-------- Supplied material --------

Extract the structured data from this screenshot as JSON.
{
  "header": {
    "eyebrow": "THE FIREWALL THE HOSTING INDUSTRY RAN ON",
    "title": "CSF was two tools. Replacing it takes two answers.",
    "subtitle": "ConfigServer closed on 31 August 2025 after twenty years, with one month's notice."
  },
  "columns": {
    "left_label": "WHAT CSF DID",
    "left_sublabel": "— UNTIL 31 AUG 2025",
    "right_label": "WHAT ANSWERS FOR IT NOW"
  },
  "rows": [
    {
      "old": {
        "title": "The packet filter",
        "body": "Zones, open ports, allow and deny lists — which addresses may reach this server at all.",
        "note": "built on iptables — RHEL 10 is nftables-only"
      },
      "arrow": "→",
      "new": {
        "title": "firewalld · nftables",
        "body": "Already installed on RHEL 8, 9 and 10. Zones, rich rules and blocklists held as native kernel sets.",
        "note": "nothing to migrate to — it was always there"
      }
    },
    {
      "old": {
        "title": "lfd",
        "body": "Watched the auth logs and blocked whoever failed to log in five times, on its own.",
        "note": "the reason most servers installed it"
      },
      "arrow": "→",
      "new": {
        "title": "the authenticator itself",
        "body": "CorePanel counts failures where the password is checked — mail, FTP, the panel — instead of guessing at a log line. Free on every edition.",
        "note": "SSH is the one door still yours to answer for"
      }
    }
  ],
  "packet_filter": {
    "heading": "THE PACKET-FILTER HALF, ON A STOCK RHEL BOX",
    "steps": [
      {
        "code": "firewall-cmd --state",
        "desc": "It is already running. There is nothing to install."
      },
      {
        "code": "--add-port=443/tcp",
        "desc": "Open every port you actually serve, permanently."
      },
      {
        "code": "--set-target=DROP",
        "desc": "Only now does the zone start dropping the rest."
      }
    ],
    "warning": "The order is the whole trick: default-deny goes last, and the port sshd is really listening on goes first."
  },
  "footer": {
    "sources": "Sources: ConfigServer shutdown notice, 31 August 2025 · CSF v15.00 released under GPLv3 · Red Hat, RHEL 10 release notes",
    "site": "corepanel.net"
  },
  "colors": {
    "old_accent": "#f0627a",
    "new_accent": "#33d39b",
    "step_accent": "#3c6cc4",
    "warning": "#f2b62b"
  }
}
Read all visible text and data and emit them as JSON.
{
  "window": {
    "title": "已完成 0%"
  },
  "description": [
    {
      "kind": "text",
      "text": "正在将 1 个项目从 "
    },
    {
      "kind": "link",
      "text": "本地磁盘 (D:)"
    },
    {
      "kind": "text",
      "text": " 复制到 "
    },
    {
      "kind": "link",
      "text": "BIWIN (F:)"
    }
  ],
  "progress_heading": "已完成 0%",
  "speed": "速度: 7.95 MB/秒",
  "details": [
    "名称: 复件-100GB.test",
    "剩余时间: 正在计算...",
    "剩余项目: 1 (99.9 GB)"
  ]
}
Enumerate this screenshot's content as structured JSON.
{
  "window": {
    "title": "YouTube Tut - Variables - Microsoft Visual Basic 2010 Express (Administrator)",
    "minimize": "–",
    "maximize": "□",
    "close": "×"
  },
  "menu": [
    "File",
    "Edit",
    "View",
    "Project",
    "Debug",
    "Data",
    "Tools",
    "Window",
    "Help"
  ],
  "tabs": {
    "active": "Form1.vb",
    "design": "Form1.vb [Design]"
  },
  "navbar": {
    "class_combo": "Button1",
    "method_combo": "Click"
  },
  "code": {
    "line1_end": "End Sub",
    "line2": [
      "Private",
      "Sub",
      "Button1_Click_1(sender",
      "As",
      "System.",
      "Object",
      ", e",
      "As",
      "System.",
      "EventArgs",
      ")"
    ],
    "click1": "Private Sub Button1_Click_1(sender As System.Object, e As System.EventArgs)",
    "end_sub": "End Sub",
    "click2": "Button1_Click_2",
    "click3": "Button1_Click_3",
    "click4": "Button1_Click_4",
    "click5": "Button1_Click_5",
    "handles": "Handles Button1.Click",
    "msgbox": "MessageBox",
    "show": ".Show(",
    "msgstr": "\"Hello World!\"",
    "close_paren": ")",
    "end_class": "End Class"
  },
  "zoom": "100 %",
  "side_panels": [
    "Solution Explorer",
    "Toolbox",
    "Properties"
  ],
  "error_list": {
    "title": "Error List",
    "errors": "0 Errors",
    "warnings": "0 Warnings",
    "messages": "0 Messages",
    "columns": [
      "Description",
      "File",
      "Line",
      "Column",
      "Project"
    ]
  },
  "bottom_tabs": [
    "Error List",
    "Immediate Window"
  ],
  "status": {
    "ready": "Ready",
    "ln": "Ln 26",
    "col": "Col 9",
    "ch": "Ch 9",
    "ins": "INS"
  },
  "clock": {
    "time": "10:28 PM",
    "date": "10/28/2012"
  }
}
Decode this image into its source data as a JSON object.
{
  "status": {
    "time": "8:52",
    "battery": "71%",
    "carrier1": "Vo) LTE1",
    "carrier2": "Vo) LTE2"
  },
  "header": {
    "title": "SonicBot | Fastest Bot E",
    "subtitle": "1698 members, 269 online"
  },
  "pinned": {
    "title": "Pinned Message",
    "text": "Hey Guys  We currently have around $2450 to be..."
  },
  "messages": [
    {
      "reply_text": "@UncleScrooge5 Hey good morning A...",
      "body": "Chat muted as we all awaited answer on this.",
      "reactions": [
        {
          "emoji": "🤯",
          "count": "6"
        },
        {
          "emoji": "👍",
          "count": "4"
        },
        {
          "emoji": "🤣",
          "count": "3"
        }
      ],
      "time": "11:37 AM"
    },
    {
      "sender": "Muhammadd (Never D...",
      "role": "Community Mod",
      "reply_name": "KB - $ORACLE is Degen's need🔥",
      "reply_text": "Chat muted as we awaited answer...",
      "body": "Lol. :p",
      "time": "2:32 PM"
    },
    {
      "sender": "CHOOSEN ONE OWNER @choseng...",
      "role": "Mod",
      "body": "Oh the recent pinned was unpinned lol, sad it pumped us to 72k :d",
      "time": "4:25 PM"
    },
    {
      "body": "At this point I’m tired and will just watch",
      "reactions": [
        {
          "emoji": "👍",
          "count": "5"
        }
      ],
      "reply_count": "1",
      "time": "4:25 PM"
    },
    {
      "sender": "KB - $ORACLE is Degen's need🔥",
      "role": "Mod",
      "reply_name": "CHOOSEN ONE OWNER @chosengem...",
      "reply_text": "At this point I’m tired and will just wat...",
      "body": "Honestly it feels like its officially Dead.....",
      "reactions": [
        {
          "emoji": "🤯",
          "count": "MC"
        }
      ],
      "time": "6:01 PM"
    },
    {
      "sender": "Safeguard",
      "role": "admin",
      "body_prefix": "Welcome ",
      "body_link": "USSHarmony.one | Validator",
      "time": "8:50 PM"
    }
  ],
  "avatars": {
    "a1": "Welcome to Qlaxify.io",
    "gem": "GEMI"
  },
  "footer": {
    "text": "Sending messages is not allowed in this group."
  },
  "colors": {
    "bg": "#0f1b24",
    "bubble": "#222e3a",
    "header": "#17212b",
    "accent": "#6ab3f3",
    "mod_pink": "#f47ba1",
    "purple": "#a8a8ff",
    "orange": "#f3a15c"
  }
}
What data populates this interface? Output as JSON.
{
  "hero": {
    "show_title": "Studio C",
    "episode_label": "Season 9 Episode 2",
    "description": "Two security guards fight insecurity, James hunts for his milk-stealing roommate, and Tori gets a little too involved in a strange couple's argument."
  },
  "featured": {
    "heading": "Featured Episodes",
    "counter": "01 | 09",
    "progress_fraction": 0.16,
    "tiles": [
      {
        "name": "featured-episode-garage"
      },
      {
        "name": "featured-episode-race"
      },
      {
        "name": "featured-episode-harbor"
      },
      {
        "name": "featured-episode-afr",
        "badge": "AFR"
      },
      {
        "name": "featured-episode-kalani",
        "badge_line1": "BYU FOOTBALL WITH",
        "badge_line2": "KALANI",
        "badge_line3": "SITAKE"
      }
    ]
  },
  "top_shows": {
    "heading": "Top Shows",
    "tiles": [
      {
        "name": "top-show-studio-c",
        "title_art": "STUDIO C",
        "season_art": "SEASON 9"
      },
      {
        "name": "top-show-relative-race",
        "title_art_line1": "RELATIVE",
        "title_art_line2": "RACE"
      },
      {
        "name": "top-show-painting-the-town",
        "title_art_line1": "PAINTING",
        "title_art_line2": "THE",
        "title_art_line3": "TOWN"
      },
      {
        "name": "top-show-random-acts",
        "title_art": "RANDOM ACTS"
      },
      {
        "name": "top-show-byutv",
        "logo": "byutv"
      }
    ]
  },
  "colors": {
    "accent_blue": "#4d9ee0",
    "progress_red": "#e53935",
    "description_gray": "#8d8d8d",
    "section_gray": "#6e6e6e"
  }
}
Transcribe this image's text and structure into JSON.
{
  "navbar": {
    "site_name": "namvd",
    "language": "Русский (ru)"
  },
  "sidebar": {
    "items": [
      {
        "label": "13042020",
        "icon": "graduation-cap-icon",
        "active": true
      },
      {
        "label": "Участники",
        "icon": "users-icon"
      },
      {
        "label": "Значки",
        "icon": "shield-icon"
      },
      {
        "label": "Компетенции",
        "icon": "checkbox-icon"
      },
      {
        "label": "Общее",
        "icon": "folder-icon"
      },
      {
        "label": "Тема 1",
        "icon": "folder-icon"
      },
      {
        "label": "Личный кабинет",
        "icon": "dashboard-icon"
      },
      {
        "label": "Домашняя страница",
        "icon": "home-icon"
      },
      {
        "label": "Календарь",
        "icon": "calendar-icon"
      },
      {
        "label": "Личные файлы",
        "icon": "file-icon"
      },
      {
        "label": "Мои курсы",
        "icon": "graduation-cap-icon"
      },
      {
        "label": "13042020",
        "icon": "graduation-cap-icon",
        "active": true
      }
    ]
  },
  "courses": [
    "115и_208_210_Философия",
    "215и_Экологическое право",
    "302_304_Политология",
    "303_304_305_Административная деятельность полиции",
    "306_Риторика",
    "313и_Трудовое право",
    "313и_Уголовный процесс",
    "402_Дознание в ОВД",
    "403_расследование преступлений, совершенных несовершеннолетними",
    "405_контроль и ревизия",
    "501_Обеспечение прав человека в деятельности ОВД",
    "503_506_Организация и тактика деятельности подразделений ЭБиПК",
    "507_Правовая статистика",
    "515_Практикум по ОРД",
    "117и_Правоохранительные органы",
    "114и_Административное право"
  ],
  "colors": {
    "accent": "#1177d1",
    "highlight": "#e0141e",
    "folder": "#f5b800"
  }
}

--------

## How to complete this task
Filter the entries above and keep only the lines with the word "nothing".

## Written solution
        "note": "nothing to migrate to — it was always there"
        "desc": "It is already running. There is nothing to install."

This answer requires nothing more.